> **Dataset rows for apps and sites**

--

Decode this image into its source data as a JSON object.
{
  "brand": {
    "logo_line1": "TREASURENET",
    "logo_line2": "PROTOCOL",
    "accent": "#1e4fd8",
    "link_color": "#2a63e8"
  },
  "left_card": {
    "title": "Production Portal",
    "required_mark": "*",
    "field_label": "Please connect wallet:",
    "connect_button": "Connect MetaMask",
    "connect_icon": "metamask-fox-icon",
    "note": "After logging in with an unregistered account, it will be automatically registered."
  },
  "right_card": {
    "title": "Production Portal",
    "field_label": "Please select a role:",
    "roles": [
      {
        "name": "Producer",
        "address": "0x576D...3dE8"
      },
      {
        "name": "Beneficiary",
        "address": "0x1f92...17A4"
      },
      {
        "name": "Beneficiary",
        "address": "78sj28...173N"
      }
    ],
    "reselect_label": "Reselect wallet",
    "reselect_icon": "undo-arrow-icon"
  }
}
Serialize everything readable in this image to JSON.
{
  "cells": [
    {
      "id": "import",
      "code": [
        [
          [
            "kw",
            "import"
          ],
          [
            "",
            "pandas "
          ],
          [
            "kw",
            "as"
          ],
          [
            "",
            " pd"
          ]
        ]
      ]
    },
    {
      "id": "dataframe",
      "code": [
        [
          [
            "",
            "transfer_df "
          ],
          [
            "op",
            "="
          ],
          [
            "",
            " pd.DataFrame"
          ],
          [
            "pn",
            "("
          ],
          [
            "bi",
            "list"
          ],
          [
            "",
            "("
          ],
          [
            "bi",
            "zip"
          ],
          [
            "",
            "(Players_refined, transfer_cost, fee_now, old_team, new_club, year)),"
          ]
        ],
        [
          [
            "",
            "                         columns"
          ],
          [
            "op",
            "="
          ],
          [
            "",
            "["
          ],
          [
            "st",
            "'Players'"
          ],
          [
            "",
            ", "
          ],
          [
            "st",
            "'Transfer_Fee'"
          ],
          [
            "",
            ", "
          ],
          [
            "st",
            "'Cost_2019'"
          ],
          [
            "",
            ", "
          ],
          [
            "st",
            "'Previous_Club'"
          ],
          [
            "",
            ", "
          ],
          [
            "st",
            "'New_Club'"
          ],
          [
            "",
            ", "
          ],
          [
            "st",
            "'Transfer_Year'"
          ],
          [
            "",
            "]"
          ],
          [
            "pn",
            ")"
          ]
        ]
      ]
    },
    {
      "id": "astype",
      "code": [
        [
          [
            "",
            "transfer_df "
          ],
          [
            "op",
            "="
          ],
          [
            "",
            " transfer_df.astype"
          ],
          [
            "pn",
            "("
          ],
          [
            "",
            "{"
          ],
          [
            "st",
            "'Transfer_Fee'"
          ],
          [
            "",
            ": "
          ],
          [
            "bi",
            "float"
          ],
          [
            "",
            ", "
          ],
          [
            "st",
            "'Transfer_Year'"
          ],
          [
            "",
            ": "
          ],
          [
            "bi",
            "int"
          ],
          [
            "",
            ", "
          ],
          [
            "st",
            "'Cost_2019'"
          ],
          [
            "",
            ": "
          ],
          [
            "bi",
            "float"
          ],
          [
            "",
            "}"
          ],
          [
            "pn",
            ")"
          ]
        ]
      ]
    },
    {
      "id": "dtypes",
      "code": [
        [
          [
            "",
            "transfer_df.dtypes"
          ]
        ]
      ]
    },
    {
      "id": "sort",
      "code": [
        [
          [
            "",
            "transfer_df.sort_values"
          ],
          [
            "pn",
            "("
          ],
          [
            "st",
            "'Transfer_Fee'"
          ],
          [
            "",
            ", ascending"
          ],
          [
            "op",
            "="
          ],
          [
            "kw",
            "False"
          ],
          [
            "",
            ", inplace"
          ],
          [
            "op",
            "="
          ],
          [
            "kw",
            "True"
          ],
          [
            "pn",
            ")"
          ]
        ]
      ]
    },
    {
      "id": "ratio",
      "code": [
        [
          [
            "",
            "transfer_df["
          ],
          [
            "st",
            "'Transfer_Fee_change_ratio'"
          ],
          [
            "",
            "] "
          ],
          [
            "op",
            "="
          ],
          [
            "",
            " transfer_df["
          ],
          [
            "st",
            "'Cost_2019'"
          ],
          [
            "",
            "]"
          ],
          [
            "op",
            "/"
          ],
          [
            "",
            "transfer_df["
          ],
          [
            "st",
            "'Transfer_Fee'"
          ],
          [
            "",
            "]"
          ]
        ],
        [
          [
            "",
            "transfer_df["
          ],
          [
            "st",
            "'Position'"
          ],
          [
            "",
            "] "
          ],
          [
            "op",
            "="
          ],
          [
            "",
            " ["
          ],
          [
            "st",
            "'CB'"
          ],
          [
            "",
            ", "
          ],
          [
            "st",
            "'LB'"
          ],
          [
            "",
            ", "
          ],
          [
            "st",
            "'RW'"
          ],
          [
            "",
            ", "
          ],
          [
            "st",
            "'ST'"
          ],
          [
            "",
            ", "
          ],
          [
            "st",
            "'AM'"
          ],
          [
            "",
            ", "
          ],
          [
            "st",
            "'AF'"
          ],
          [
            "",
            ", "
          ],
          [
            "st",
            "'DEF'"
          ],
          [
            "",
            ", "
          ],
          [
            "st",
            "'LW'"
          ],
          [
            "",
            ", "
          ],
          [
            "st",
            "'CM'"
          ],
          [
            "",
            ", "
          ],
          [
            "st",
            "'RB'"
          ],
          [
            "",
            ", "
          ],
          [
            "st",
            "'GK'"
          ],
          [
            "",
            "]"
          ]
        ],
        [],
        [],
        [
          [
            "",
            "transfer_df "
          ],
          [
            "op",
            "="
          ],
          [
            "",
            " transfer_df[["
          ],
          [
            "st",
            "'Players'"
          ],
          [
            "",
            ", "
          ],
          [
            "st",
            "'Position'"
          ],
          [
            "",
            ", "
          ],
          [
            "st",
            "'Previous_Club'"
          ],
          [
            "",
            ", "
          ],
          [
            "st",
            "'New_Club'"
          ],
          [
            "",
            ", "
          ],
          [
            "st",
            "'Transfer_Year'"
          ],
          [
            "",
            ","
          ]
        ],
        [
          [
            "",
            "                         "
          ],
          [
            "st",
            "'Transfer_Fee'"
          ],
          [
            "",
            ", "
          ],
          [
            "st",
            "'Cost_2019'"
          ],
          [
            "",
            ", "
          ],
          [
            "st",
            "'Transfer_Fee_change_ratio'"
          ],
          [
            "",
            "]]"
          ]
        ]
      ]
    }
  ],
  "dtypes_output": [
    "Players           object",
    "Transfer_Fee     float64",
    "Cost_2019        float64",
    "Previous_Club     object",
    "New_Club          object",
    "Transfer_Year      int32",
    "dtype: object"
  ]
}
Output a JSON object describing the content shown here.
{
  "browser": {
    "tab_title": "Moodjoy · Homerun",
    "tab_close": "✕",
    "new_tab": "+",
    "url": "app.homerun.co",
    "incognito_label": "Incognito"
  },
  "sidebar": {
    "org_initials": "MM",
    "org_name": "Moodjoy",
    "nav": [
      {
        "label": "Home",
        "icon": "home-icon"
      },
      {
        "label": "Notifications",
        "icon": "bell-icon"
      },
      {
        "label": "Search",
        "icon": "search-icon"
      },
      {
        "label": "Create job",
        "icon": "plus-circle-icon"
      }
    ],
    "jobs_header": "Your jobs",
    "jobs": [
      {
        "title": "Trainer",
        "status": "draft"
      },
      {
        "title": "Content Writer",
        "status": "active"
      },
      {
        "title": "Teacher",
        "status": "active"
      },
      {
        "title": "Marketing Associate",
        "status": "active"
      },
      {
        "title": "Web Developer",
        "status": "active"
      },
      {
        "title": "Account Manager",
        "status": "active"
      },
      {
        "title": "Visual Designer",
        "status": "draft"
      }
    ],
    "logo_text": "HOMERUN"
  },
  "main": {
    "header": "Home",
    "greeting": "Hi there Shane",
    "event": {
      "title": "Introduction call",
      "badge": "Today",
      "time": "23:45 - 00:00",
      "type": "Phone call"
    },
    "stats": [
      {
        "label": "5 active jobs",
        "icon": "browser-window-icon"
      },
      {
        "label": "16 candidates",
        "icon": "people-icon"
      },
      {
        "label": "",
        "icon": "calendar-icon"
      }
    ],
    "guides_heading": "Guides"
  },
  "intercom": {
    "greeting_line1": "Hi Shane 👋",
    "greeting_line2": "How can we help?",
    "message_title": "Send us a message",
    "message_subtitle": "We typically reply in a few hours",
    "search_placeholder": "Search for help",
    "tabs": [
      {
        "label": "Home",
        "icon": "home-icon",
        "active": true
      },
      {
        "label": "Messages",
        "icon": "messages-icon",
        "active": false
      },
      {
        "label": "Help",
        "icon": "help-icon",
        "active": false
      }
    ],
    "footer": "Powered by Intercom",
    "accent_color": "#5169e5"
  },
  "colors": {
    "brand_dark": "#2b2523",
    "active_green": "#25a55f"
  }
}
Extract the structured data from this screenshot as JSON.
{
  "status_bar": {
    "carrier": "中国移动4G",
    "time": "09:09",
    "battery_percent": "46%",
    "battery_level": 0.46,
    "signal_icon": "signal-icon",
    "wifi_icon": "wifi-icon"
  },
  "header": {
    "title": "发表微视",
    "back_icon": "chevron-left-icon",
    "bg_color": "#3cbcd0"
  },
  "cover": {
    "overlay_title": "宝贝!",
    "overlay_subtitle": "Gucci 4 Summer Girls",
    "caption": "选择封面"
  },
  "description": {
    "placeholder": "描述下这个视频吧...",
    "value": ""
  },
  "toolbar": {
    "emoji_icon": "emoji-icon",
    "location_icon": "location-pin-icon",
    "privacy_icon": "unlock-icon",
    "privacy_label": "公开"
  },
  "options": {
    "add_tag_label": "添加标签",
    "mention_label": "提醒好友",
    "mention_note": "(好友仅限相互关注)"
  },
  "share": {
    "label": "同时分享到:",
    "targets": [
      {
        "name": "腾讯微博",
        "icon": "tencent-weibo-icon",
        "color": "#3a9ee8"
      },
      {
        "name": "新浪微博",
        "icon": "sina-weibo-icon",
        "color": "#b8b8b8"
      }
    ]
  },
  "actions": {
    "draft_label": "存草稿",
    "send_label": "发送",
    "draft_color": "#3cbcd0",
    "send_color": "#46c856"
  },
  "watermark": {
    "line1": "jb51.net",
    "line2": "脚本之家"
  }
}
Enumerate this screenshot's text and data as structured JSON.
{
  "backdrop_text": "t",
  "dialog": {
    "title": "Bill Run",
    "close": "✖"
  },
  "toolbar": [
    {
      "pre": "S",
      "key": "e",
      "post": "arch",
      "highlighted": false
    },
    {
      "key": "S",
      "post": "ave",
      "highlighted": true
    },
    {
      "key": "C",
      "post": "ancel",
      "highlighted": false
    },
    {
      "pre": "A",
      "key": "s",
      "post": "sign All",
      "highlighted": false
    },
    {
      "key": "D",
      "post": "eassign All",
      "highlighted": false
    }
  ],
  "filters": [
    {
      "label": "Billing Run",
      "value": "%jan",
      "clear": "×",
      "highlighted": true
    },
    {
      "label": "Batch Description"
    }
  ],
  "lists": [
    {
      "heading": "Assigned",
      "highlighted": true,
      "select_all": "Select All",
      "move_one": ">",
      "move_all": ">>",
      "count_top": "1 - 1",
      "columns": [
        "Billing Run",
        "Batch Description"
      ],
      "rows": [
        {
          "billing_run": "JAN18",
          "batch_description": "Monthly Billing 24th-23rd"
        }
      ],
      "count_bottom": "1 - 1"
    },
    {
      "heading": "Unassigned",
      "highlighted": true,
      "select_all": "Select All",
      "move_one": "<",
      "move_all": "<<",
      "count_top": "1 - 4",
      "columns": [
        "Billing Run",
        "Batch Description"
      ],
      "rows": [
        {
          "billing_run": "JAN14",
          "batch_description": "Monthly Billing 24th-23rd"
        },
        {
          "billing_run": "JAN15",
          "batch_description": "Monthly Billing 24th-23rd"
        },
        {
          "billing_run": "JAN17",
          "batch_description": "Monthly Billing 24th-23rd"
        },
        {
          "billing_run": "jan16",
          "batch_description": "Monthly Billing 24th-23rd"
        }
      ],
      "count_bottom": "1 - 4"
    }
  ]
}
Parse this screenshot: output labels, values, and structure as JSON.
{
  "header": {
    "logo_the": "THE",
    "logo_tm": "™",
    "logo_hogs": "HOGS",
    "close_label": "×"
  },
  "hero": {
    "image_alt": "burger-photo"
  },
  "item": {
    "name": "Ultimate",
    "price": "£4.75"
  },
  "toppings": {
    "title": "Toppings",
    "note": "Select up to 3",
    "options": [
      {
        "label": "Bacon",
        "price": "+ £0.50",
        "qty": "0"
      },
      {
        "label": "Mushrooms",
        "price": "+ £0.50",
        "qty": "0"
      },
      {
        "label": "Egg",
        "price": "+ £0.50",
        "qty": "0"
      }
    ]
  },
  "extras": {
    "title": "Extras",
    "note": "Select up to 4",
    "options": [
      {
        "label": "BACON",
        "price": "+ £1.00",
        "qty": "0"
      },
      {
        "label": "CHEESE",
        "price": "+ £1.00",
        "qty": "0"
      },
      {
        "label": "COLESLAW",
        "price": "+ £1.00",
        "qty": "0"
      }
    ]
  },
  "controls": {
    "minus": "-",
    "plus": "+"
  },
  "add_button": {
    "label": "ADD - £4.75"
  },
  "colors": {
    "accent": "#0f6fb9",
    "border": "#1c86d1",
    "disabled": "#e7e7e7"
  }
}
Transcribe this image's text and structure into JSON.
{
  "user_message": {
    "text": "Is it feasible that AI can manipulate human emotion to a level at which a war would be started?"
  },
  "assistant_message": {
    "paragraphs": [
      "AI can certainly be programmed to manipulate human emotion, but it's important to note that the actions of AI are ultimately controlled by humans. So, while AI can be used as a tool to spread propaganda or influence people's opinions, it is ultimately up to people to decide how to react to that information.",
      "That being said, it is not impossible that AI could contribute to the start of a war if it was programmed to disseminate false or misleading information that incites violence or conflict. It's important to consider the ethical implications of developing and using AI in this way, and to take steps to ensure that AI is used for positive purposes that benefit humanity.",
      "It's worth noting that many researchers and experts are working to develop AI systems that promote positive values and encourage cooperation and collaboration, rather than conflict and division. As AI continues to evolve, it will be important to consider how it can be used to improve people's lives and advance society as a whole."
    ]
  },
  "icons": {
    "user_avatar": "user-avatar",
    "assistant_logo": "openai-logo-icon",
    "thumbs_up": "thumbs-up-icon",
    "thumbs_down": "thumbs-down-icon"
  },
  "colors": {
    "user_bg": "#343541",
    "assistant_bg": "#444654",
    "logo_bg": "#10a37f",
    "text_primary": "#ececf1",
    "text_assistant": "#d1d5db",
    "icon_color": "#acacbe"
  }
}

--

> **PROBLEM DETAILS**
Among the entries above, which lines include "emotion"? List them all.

> **ANSWER TO THIS PROBLEM**
    "text": "Is it feasible that AI can manipulate human emotion to a level at which a war would be started?"
      "AI can certainly be programmed to manipulate human emotion, but it's important to note that the actions of AI are ultimately controlled by humans. So, while AI can be used as a tool to spread propaganda or influence people's opinions, it is ultimately up to people to decide how to react to that information.",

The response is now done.